- Opening Delimiter -

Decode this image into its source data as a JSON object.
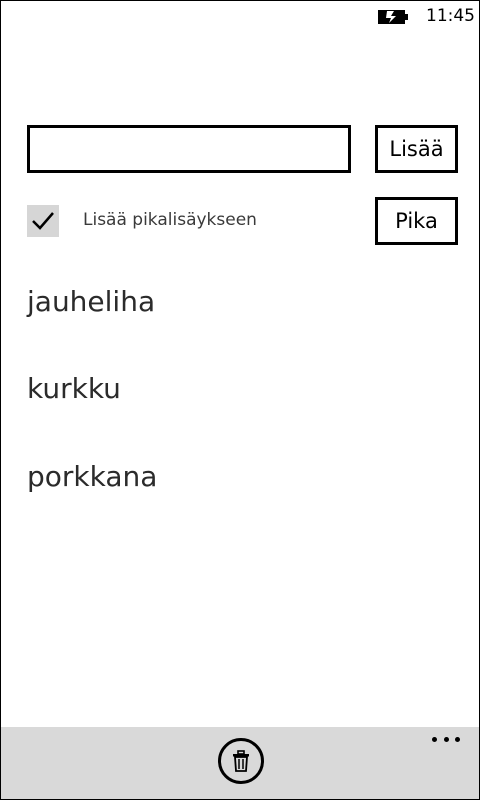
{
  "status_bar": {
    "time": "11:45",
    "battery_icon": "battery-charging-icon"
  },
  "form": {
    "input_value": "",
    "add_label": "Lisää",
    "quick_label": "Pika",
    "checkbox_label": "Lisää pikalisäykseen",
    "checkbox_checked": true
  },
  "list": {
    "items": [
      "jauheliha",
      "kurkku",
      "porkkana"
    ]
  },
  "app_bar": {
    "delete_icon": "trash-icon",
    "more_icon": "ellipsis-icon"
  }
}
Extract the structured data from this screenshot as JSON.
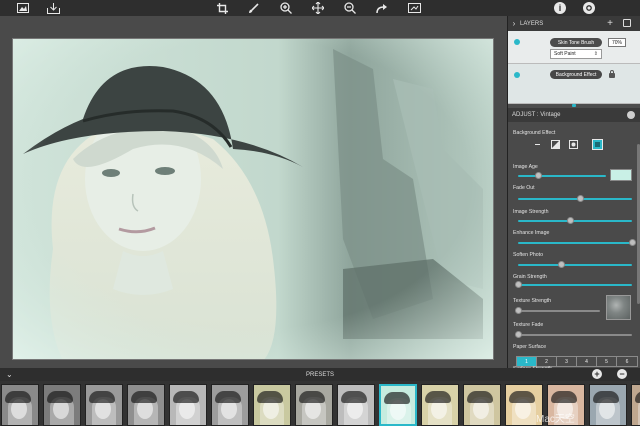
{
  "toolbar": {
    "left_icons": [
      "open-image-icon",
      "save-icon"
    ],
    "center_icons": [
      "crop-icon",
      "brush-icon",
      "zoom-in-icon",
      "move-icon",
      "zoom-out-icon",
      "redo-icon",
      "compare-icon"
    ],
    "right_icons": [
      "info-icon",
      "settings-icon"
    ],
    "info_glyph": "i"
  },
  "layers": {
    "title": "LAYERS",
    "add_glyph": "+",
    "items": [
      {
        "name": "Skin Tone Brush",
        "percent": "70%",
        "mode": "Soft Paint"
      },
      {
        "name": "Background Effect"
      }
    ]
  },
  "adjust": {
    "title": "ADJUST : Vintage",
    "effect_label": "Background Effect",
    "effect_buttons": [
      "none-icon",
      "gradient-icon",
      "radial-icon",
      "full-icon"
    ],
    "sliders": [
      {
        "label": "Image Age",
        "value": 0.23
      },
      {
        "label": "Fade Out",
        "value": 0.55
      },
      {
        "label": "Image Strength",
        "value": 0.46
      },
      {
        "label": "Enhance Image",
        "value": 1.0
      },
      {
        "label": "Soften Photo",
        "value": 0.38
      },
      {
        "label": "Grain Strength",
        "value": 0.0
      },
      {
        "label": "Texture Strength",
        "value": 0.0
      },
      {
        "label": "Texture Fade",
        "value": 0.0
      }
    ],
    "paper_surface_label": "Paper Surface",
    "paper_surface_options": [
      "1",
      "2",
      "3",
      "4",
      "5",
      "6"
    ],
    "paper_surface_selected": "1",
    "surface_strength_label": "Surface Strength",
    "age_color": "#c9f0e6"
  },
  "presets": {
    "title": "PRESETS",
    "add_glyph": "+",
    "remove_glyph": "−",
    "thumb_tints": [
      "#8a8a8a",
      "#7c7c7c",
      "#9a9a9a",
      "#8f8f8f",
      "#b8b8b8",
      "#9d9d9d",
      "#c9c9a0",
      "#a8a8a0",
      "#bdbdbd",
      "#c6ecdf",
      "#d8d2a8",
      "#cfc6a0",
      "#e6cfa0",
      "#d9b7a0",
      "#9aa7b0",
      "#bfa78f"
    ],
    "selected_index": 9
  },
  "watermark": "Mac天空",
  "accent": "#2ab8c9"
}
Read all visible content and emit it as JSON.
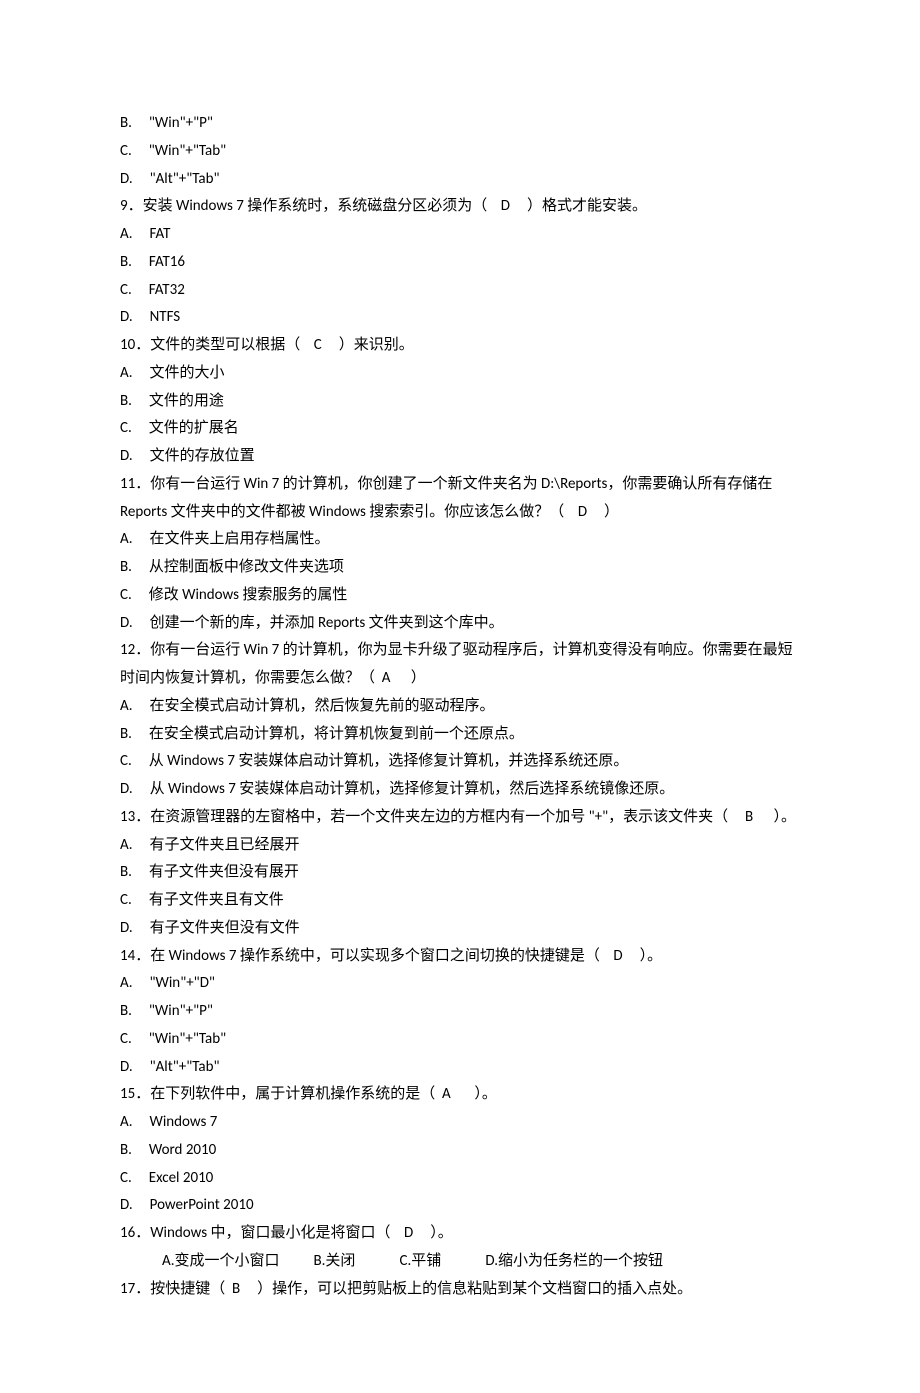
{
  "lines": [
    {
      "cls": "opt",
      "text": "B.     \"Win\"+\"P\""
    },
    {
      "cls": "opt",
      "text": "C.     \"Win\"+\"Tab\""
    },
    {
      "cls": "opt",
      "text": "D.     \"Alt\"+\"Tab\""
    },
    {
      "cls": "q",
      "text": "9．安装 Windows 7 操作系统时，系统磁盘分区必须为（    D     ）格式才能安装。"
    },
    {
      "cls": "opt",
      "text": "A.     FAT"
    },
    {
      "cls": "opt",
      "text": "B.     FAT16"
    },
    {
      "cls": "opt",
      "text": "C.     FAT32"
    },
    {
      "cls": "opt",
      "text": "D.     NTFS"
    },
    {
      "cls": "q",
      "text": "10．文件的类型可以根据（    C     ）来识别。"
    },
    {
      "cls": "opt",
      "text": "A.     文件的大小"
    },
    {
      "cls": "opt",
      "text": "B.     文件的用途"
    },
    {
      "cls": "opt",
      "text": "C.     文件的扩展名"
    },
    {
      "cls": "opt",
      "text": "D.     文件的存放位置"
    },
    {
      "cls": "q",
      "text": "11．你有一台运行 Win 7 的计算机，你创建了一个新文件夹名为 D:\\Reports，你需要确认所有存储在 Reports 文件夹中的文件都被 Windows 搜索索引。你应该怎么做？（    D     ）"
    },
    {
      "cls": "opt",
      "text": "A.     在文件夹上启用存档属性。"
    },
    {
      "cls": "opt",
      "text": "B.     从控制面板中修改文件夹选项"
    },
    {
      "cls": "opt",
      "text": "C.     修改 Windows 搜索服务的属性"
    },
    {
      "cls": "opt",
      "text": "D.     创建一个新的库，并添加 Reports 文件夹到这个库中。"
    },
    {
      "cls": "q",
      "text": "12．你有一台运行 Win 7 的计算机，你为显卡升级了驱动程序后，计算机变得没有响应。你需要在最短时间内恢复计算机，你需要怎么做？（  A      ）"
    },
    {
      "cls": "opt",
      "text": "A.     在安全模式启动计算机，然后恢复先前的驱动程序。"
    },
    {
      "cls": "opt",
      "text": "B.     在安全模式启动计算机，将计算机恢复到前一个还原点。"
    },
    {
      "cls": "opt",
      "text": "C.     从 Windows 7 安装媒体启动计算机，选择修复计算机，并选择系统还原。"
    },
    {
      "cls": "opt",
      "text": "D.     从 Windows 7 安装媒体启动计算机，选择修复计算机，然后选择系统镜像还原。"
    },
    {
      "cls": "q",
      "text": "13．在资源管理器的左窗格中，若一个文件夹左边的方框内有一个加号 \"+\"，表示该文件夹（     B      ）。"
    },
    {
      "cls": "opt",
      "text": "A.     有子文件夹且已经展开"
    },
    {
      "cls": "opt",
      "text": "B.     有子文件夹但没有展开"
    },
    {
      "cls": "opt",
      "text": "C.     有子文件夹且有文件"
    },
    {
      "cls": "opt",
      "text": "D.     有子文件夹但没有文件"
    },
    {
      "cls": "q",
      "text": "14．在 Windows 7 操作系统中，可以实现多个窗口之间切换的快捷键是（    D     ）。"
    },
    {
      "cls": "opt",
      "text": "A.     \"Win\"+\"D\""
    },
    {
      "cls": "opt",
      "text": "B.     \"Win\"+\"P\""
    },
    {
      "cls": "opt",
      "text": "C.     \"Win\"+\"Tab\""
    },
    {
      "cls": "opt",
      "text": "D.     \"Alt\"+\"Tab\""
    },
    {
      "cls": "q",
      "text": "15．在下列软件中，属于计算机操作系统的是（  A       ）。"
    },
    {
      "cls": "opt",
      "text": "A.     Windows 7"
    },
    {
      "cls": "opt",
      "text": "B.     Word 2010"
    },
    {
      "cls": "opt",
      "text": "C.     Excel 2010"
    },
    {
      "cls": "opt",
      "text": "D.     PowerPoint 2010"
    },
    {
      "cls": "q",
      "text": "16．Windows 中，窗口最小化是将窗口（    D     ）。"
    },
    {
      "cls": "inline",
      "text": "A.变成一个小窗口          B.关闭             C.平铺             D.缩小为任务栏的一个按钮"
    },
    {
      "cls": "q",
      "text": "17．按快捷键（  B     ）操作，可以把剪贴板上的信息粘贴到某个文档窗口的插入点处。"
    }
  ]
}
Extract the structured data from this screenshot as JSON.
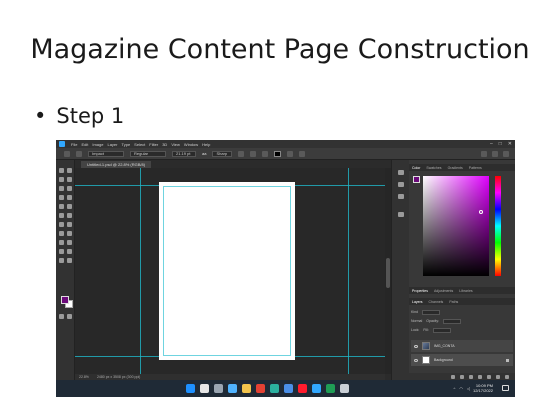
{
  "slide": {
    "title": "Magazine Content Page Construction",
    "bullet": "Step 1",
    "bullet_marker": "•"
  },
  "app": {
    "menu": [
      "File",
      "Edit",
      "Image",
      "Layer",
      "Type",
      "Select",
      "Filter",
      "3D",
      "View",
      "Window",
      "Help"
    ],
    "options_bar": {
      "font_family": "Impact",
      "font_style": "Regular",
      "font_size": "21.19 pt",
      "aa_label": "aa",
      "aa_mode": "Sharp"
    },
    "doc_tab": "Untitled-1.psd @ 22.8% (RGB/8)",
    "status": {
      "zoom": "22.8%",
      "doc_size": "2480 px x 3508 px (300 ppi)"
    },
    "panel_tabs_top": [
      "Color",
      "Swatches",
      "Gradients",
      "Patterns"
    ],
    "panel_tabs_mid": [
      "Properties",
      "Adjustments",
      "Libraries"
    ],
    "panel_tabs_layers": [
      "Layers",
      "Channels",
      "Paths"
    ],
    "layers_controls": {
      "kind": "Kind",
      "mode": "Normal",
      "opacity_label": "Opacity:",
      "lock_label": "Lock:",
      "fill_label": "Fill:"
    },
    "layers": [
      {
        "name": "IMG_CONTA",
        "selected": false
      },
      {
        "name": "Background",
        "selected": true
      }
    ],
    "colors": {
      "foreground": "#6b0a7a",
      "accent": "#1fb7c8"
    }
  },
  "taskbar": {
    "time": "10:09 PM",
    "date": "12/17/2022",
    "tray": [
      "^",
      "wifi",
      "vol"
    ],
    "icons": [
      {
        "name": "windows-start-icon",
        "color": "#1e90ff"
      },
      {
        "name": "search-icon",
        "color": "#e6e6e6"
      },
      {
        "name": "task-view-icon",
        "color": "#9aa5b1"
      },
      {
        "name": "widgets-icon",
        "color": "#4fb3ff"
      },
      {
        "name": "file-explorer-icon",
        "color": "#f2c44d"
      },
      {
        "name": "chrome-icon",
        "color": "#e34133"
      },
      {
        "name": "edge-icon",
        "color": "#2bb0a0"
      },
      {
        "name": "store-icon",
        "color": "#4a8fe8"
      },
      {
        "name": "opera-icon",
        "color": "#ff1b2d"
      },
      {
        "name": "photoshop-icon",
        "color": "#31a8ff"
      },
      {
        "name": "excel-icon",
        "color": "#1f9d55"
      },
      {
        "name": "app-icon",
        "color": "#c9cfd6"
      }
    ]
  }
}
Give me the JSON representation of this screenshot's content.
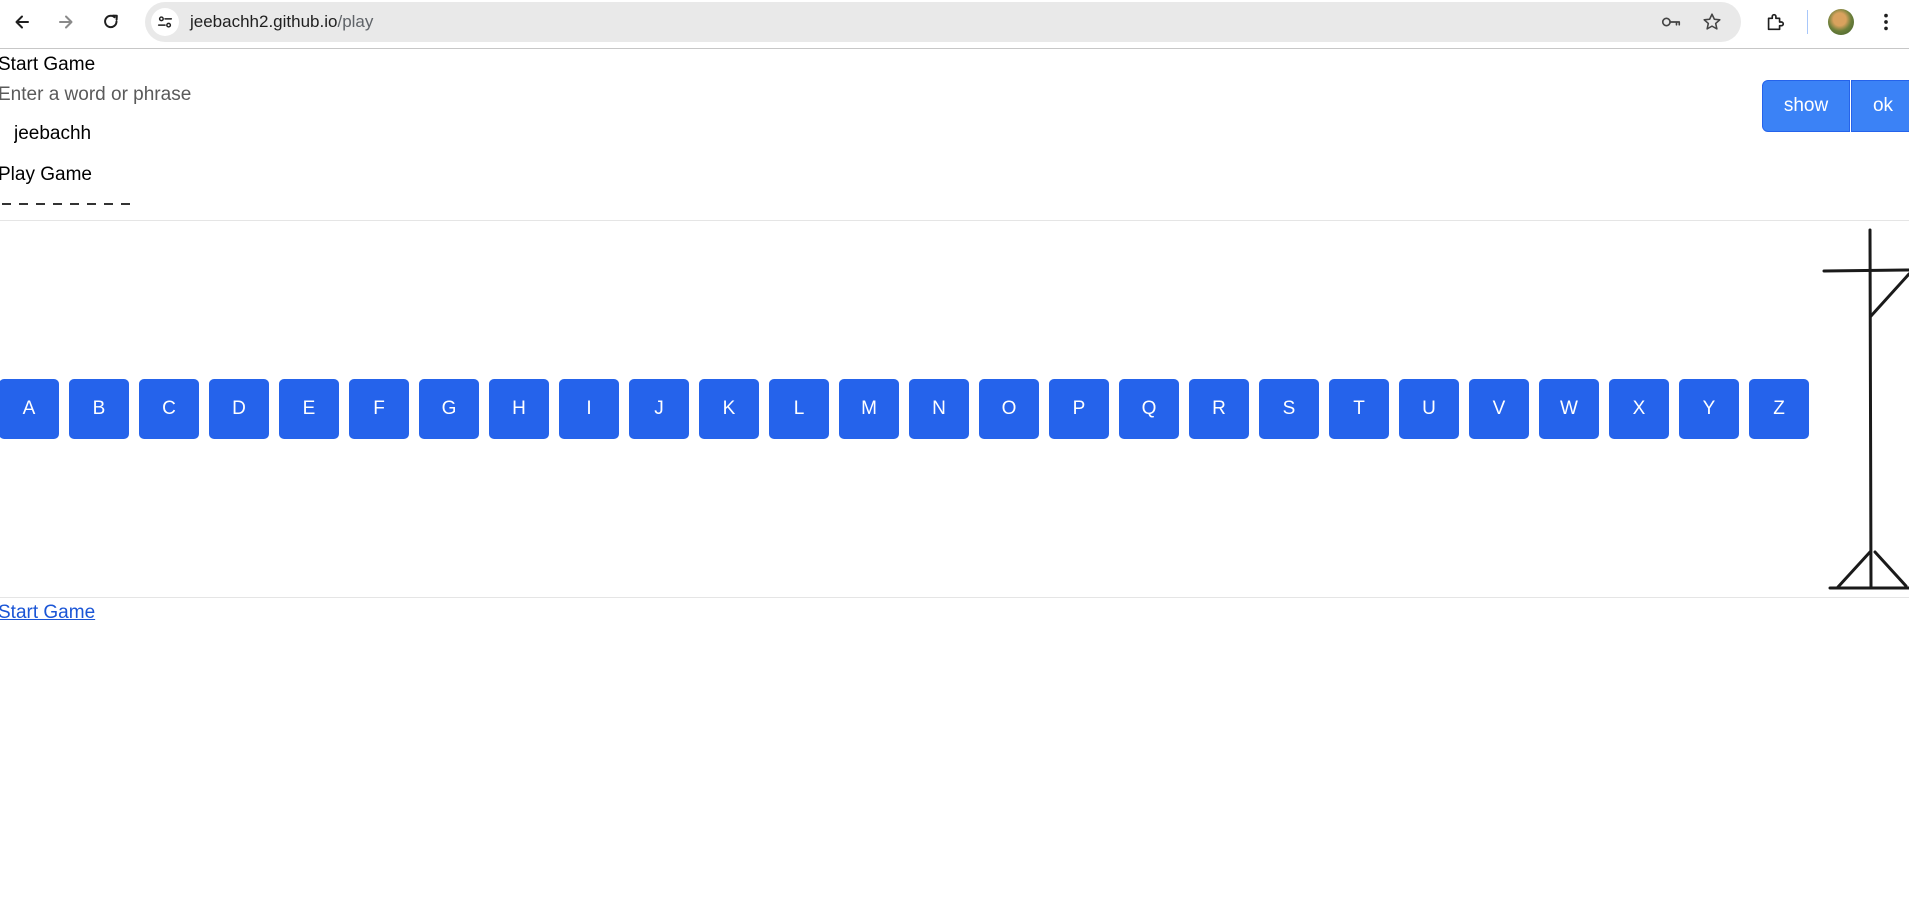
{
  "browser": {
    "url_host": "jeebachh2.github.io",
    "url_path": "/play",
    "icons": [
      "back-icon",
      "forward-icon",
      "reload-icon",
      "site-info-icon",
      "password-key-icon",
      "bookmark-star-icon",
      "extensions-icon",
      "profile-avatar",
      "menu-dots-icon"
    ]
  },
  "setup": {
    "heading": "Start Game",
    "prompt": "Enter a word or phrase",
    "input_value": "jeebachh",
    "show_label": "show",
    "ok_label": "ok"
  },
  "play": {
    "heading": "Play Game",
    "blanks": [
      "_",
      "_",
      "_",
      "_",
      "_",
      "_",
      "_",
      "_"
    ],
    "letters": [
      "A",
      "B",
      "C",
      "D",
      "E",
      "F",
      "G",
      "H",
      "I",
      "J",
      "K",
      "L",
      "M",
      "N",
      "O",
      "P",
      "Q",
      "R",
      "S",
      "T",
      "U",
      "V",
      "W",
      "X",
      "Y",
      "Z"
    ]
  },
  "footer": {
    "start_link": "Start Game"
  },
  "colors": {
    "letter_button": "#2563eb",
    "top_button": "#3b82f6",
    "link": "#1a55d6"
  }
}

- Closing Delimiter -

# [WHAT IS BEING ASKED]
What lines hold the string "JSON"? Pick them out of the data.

# [YOUR RESPONSE]
Decode this image into its source data as a JSON object.
Extract the structured data from this screenshot as JSON.
Read all visible content and emit it as JSON.
Extract the structured data from this screenshot as JSON.
Give me the JSON representation of this screenshot's content.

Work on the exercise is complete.